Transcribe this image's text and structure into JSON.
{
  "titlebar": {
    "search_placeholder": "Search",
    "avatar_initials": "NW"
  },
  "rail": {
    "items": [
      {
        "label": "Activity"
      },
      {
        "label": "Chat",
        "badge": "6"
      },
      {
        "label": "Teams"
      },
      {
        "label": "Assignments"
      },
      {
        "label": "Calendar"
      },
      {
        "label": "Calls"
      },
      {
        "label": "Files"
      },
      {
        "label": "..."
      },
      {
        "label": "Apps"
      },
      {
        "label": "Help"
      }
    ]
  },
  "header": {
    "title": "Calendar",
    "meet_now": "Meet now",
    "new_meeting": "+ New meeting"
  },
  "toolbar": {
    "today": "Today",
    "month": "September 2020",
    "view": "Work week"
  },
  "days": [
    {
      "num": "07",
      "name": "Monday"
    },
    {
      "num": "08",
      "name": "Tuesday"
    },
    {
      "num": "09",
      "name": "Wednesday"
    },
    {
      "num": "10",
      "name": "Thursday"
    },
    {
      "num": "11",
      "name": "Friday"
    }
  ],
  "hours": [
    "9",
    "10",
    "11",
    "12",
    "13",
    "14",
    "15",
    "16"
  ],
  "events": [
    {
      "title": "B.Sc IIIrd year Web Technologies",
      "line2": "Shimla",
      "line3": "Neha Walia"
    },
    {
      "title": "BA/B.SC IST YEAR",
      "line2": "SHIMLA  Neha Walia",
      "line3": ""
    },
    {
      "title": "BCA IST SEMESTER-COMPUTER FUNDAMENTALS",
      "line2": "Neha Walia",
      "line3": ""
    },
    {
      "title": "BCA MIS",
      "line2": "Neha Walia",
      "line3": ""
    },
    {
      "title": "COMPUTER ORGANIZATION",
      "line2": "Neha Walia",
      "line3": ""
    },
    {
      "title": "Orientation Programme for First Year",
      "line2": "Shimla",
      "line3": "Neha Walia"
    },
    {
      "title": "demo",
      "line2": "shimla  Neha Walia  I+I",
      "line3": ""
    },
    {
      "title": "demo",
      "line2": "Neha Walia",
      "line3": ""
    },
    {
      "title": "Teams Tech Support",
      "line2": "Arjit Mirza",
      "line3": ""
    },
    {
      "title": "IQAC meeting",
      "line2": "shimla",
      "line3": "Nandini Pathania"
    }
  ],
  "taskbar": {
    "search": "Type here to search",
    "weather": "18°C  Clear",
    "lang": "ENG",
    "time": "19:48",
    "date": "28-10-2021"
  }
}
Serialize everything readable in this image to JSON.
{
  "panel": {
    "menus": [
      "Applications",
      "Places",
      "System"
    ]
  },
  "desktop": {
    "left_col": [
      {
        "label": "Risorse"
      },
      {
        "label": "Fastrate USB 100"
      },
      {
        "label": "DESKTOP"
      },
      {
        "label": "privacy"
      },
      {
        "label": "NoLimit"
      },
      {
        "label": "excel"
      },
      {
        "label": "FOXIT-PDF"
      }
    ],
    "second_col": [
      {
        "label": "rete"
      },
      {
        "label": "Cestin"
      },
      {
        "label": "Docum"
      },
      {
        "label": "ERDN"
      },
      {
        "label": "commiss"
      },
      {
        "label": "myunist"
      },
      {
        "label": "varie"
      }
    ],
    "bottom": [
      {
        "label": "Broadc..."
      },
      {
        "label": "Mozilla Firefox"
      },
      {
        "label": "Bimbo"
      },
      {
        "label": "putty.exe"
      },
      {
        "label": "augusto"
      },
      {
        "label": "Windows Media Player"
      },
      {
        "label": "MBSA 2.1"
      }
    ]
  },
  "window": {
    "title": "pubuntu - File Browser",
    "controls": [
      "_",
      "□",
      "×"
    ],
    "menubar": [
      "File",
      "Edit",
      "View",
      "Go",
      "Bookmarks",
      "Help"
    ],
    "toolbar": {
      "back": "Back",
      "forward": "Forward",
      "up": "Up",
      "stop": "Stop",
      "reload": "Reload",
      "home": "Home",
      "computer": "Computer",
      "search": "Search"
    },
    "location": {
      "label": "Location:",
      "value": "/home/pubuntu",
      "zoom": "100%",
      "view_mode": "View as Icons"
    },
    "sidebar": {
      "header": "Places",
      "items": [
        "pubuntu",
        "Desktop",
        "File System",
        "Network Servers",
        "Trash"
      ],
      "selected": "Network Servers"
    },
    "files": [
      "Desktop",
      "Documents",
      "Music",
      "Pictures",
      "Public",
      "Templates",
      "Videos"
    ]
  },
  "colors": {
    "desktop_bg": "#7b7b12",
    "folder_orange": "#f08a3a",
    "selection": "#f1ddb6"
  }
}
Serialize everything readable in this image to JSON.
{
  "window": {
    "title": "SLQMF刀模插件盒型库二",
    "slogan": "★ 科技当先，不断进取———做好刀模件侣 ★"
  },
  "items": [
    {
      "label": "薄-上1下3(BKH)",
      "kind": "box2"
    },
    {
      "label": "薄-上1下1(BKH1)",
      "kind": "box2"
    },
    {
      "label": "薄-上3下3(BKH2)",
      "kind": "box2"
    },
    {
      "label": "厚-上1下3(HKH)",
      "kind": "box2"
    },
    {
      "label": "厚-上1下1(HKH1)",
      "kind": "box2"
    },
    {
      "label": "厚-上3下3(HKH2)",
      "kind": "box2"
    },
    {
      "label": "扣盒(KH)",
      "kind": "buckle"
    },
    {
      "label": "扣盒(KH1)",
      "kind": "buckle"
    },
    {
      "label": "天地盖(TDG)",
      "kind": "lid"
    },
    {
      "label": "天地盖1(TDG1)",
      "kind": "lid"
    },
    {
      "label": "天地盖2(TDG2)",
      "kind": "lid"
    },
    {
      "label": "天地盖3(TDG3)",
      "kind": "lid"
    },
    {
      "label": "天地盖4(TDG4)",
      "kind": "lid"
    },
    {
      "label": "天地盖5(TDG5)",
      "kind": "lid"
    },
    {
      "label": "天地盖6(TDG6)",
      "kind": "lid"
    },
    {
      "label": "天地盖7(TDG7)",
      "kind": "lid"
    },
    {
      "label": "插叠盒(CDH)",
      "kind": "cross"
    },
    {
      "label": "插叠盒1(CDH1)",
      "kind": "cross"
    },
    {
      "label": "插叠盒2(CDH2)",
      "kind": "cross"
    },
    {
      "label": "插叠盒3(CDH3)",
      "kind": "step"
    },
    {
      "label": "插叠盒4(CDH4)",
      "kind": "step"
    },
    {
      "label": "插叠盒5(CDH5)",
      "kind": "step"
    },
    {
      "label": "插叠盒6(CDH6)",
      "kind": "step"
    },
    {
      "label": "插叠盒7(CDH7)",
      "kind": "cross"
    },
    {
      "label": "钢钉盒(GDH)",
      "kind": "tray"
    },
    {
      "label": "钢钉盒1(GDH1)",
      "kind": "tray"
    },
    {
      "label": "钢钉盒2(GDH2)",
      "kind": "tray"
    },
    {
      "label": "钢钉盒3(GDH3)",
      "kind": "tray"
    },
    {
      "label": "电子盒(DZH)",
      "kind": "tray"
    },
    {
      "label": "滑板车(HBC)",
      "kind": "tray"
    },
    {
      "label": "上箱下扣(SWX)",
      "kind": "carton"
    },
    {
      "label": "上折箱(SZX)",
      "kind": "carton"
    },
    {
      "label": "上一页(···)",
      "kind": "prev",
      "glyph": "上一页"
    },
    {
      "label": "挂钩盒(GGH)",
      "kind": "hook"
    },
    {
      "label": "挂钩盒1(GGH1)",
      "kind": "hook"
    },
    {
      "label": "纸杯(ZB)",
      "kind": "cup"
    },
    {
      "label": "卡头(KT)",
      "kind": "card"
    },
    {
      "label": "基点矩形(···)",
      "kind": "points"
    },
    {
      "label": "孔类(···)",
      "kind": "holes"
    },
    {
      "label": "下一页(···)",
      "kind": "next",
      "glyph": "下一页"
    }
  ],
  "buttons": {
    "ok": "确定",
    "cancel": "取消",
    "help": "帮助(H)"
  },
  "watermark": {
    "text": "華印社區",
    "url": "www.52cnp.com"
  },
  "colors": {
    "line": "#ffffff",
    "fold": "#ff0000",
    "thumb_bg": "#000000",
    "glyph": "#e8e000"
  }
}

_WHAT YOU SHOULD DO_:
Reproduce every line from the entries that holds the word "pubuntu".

_SOLUTION FOR THIS TASK_:
    "title": "pubuntu - File Browser",
      "value": "/home/pubuntu",
        "pubuntu",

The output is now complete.